REQUIRED ACTION: Only the number is wanted: state how many lines of the data below contain the word "Default".

┄┄┄┄┄┄┄┄┄┄┄┄┄┄┄┄┄┄┄┄

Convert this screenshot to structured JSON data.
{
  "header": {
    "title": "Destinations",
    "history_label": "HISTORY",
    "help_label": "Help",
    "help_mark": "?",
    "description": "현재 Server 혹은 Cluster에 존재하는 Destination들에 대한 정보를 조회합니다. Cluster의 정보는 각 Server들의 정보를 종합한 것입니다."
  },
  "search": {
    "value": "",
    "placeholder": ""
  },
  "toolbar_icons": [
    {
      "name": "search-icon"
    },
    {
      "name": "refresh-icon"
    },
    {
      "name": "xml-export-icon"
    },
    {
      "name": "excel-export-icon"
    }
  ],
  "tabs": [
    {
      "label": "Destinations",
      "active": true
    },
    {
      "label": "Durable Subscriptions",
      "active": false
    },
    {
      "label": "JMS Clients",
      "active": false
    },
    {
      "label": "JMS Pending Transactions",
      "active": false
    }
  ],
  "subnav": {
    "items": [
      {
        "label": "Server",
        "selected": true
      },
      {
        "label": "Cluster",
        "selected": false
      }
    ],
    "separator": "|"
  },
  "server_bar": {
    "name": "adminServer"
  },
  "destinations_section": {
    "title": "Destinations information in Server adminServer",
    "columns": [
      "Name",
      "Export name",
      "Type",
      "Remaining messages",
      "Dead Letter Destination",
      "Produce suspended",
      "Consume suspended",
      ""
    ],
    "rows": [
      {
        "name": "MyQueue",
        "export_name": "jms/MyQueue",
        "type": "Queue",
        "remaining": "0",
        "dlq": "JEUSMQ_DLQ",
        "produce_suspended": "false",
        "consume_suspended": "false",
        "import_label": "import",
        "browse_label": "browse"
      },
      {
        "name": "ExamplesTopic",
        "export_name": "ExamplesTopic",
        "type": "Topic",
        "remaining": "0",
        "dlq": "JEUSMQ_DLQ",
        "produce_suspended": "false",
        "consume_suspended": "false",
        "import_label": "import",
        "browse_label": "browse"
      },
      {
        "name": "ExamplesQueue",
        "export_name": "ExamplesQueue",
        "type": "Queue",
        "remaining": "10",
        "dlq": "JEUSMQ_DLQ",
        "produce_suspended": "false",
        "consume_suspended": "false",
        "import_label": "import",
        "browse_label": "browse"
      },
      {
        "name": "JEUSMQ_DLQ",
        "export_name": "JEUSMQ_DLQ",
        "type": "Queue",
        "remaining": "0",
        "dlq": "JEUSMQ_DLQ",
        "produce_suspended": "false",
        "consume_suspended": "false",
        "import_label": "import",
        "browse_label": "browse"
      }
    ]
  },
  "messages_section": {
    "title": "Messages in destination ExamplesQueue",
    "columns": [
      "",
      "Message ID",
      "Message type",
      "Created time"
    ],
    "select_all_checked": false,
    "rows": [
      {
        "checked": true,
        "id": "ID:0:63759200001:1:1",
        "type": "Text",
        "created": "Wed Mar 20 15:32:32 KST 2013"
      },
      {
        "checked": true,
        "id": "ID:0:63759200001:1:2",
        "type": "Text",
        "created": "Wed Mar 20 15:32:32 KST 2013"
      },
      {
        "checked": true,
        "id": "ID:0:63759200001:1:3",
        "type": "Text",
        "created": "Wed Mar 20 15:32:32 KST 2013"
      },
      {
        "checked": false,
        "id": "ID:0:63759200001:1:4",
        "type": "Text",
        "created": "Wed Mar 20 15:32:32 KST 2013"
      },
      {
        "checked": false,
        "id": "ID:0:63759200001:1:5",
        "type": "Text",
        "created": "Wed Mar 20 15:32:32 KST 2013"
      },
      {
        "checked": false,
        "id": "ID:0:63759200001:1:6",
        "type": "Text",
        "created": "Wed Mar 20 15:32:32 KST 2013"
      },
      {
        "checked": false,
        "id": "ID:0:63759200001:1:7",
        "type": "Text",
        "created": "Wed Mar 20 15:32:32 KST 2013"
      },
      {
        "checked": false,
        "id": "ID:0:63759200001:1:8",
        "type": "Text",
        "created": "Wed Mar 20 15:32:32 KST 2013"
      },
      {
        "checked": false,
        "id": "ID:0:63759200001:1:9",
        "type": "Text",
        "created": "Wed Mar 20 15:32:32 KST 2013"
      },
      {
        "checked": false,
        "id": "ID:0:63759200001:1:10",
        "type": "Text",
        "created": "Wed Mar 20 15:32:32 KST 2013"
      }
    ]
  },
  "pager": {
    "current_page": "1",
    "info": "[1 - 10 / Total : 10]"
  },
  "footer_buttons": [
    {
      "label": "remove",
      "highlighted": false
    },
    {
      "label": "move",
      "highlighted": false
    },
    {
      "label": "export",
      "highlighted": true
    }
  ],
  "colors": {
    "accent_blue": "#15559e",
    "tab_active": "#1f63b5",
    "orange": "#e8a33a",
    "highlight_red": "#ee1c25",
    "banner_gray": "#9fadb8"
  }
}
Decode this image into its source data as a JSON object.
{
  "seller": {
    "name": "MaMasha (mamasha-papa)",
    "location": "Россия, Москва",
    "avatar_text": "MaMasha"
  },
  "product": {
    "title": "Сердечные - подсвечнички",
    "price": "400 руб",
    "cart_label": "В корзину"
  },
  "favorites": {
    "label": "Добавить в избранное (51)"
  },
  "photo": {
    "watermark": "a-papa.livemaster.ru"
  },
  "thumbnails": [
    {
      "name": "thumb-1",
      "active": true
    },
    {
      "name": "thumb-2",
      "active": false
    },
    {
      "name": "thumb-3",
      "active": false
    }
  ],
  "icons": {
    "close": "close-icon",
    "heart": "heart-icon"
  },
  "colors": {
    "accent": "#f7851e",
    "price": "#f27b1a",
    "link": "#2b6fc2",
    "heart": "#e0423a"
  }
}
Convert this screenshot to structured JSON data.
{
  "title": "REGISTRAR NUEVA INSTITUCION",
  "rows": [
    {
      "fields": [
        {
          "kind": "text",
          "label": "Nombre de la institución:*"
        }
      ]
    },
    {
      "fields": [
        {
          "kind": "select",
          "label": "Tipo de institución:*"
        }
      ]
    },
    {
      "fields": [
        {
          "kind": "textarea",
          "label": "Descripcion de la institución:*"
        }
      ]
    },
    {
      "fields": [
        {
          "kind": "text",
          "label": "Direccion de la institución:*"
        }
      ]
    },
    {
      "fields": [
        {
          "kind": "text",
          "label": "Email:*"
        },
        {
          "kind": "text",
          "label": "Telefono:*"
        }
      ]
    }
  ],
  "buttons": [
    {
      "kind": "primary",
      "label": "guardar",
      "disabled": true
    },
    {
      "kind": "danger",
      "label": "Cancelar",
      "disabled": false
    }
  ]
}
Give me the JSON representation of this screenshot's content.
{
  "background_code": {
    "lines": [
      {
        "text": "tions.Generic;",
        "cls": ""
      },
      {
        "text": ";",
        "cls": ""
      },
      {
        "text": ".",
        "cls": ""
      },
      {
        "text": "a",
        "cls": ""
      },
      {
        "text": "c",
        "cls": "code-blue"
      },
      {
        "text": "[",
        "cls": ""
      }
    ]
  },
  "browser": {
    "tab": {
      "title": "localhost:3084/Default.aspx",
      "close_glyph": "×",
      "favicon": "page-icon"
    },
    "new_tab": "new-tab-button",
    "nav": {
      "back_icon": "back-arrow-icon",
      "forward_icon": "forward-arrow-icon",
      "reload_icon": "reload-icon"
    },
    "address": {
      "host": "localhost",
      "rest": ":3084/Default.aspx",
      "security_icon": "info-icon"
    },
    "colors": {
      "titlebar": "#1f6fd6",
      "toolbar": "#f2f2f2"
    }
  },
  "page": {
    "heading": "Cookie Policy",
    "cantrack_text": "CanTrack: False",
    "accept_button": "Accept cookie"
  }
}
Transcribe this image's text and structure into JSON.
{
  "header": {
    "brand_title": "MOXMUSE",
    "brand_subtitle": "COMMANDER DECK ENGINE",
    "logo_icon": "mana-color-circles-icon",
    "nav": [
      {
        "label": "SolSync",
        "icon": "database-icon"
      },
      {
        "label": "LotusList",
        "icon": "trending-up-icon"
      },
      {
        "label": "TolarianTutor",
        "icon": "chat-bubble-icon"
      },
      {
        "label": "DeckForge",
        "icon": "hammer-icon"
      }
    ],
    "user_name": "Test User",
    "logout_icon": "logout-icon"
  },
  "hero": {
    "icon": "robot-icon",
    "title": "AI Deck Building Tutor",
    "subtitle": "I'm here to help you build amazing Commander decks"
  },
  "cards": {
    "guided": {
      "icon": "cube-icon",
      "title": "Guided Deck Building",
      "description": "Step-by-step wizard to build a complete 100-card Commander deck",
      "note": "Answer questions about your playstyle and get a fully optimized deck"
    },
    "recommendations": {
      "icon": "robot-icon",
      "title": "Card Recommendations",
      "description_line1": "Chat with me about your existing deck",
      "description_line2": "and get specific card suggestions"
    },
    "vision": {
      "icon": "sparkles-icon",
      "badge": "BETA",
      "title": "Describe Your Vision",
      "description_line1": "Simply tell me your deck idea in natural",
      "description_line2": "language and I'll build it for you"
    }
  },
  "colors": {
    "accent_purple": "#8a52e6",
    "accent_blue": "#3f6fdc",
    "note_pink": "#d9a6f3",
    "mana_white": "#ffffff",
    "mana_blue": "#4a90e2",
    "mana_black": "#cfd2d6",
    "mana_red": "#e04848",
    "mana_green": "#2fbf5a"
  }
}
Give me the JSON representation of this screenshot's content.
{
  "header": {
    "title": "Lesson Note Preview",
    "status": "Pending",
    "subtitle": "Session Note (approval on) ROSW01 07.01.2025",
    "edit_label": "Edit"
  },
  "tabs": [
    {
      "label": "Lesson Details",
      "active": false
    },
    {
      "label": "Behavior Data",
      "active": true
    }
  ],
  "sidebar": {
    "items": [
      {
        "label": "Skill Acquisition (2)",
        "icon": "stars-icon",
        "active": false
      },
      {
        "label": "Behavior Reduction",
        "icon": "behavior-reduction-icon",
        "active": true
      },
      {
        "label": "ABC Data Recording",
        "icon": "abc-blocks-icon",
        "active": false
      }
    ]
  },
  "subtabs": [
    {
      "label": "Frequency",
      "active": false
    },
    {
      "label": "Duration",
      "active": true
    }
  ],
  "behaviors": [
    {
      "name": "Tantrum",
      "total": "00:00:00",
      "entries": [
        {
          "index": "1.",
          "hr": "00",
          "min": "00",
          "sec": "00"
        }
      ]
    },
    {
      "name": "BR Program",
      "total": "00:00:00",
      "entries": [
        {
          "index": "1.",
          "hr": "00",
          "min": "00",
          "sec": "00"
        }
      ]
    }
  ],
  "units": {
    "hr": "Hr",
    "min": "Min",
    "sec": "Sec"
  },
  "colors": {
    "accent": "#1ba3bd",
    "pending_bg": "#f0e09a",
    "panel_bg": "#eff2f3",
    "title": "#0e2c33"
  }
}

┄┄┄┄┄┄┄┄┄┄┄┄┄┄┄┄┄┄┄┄

WRITTEN RESPONSE: 2